=== Section Start ===

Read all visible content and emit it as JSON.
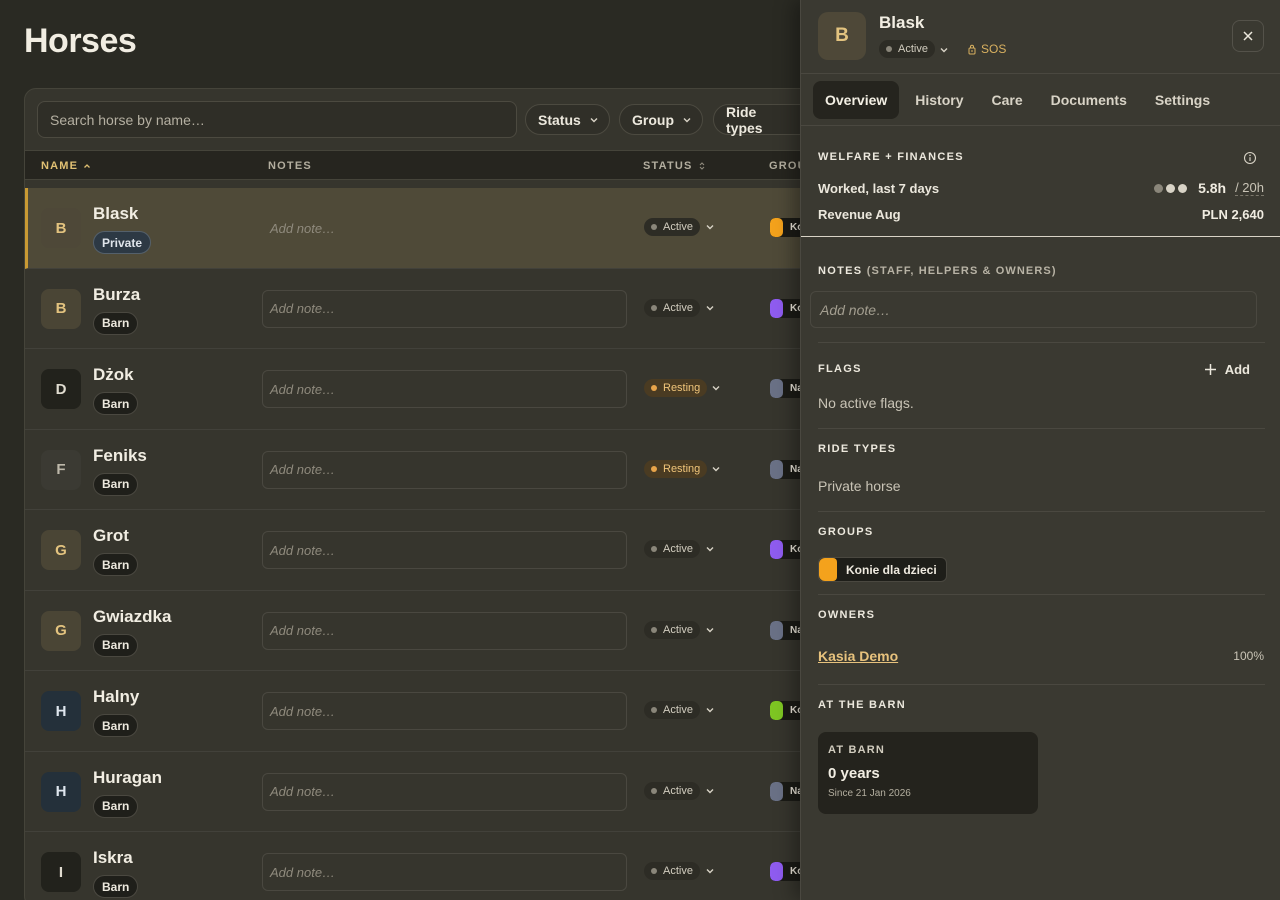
{
  "page": {
    "title": "Horses"
  },
  "toolbar": {
    "search_placeholder": "Search horse by name…",
    "filters": [
      "Status",
      "Group",
      "Ride types"
    ]
  },
  "table": {
    "headers": {
      "name": "NAME",
      "notes": "NOTES",
      "status": "STATUS",
      "group": "GROU"
    },
    "note_placeholder": "Add note…",
    "rows": [
      {
        "initial": "B",
        "name": "Blask",
        "badge": "Private",
        "status": "Active",
        "group_color": "#f4a21c",
        "group_short": "Ko",
        "selected": true,
        "avatar_bg": "#4e4838",
        "avatar_fg": "#e3c37f"
      },
      {
        "initial": "B",
        "name": "Burza",
        "badge": "Barn",
        "status": "Active",
        "group_color": "#8f5cf0",
        "group_short": "Ko",
        "avatar_bg": "#4a4535",
        "avatar_fg": "#e3c37f"
      },
      {
        "initial": "D",
        "name": "Dżok",
        "badge": "Barn",
        "status": "Resting",
        "group_color": "#6a7186",
        "group_short": "Na",
        "avatar_bg": "#22221c",
        "avatar_fg": "#e0dcd0"
      },
      {
        "initial": "F",
        "name": "Feniks",
        "badge": "Barn",
        "status": "Resting",
        "group_color": "#6a7186",
        "group_short": "Na",
        "avatar_bg": "#3b3a33",
        "avatar_fg": "#bdb8aa"
      },
      {
        "initial": "G",
        "name": "Grot",
        "badge": "Barn",
        "status": "Active",
        "group_color": "#8f5cf0",
        "group_short": "Ko",
        "avatar_bg": "#4a4535",
        "avatar_fg": "#e3c37f"
      },
      {
        "initial": "G",
        "name": "Gwiazdka",
        "badge": "Barn",
        "status": "Active",
        "group_color": "#6a7186",
        "group_short": "Na",
        "avatar_bg": "#4a4535",
        "avatar_fg": "#e3c37f"
      },
      {
        "initial": "H",
        "name": "Halny",
        "badge": "Barn",
        "status": "Active",
        "group_color": "#7ec623",
        "group_short": "Ko",
        "avatar_bg": "#24303a",
        "avatar_fg": "#dfe6ee"
      },
      {
        "initial": "H",
        "name": "Huragan",
        "badge": "Barn",
        "status": "Active",
        "group_color": "#6a7186",
        "group_short": "Na",
        "avatar_bg": "#24303a",
        "avatar_fg": "#dfe6ee"
      },
      {
        "initial": "I",
        "name": "Iskra",
        "badge": "Barn",
        "status": "Active",
        "group_color": "#8f5cf0",
        "group_short": "Ko",
        "avatar_bg": "#22221c",
        "avatar_fg": "#e0dcd0"
      }
    ]
  },
  "panel": {
    "initial": "B",
    "name": "Blask",
    "status": "Active",
    "sos": "SOS",
    "tabs": [
      "Overview",
      "History",
      "Care",
      "Documents",
      "Settings"
    ],
    "welfare": {
      "title": "WELFARE + FINANCES",
      "worked_label": "Worked, last 7 days",
      "worked_value": "5.8h",
      "worked_limit": "/ 20h",
      "revenue_label": "Revenue Aug",
      "revenue_value": "PLN 2,640"
    },
    "notes": {
      "title": "NOTES",
      "sub": "(STAFF, HELPERS & OWNERS)",
      "placeholder": "Add note…"
    },
    "flags": {
      "title": "FLAGS",
      "add_label": "Add",
      "empty": "No active flags."
    },
    "ride_types": {
      "title": "RIDE TYPES",
      "value": "Private horse"
    },
    "groups": {
      "title": "GROUPS",
      "items": [
        "Konie dla dzieci"
      ]
    },
    "owners": {
      "title": "OWNERS",
      "name": "Kasia Demo",
      "share": "100%"
    },
    "barn": {
      "title": "AT THE BARN",
      "card_label": "AT BARN",
      "card_value": "0 years",
      "card_since": "Since 21 Jan 2026"
    }
  },
  "colors": {
    "accent": "#e0c073",
    "group_orange": "#f4a21c"
  }
}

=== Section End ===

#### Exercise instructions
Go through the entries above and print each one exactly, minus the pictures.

#### Response below
Read all visible content and emit it as JSON.
{
  "page": {
    "title": "Horses"
  },
  "toolbar": {
    "search_placeholder": "Search horse by name…",
    "filters": [
      "Status",
      "Group",
      "Ride types"
    ]
  },
  "table": {
    "headers": {
      "name": "NAME",
      "notes": "NOTES",
      "status": "STATUS",
      "group": "GROU"
    },
    "note_placeholder": "Add note…",
    "rows": [
      {
        "initial": "B",
        "name": "Blask",
        "badge": "Private",
        "status": "Active",
        "group_color": "#f4a21c",
        "group_short": "Ko",
        "selected": true,
        "avatar_bg": "#4e4838",
        "avatar_fg": "#e3c37f"
      },
      {
        "initial": "B",
        "name": "Burza",
        "badge": "Barn",
        "status": "Active",
        "group_color": "#8f5cf0",
        "group_short": "Ko",
        "avatar_bg": "#4a4535",
        "avatar_fg": "#e3c37f"
      },
      {
        "initial": "D",
        "name": "Dżok",
        "badge": "Barn",
        "status": "Resting",
        "group_color": "#6a7186",
        "group_short": "Na",
        "avatar_bg": "#22221c",
        "avatar_fg": "#e0dcd0"
      },
      {
        "initial": "F",
        "name": "Feniks",
        "badge": "Barn",
        "status": "Resting",
        "group_color": "#6a7186",
        "group_short": "Na",
        "avatar_bg": "#3b3a33",
        "avatar_fg": "#bdb8aa"
      },
      {
        "initial": "G",
        "name": "Grot",
        "badge": "Barn",
        "status": "Active",
        "group_color": "#8f5cf0",
        "group_short": "Ko",
        "avatar_bg": "#4a4535",
        "avatar_fg": "#e3c37f"
      },
      {
        "initial": "G",
        "name": "Gwiazdka",
        "badge": "Barn",
        "status": "Active",
        "group_color": "#6a7186",
        "group_short": "Na",
        "avatar_bg": "#4a4535",
        "avatar_fg": "#e3c37f"
      },
      {
        "initial": "H",
        "name": "Halny",
        "badge": "Barn",
        "status": "Active",
        "group_color": "#7ec623",
        "group_short": "Ko",
        "avatar_bg": "#24303a",
        "avatar_fg": "#dfe6ee"
      },
      {
        "initial": "H",
        "name": "Huragan",
        "badge": "Barn",
        "status": "Active",
        "group_color": "#6a7186",
        "group_short": "Na",
        "avatar_bg": "#24303a",
        "avatar_fg": "#dfe6ee"
      },
      {
        "initial": "I",
        "name": "Iskra",
        "badge": "Barn",
        "status": "Active",
        "group_color": "#8f5cf0",
        "group_short": "Ko",
        "avatar_bg": "#22221c",
        "avatar_fg": "#e0dcd0"
      }
    ]
  },
  "panel": {
    "initial": "B",
    "name": "Blask",
    "status": "Active",
    "sos": "SOS",
    "tabs": [
      "Overview",
      "History",
      "Care",
      "Documents",
      "Settings"
    ],
    "welfare": {
      "title": "WELFARE + FINANCES",
      "worked_label": "Worked, last 7 days",
      "worked_value": "5.8h",
      "worked_limit": "/ 20h",
      "revenue_label": "Revenue Aug",
      "revenue_value": "PLN 2,640"
    },
    "notes": {
      "title": "NOTES",
      "sub": "(STAFF, HELPERS & OWNERS)",
      "placeholder": "Add note…"
    },
    "flags": {
      "title": "FLAGS",
      "add_label": "Add",
      "empty": "No active flags."
    },
    "ride_types": {
      "title": "RIDE TYPES",
      "value": "Private horse"
    },
    "groups": {
      "title": "GROUPS",
      "items": [
        "Konie dla dzieci"
      ]
    },
    "owners": {
      "title": "OWNERS",
      "name": "Kasia Demo",
      "share": "100%"
    },
    "barn": {
      "title": "AT THE BARN",
      "card_label": "AT BARN",
      "card_value": "0 years",
      "card_since": "Since 21 Jan 2026"
    }
  },
  "colors": {
    "accent": "#e0c073",
    "group_orange": "#f4a21c"
  }
}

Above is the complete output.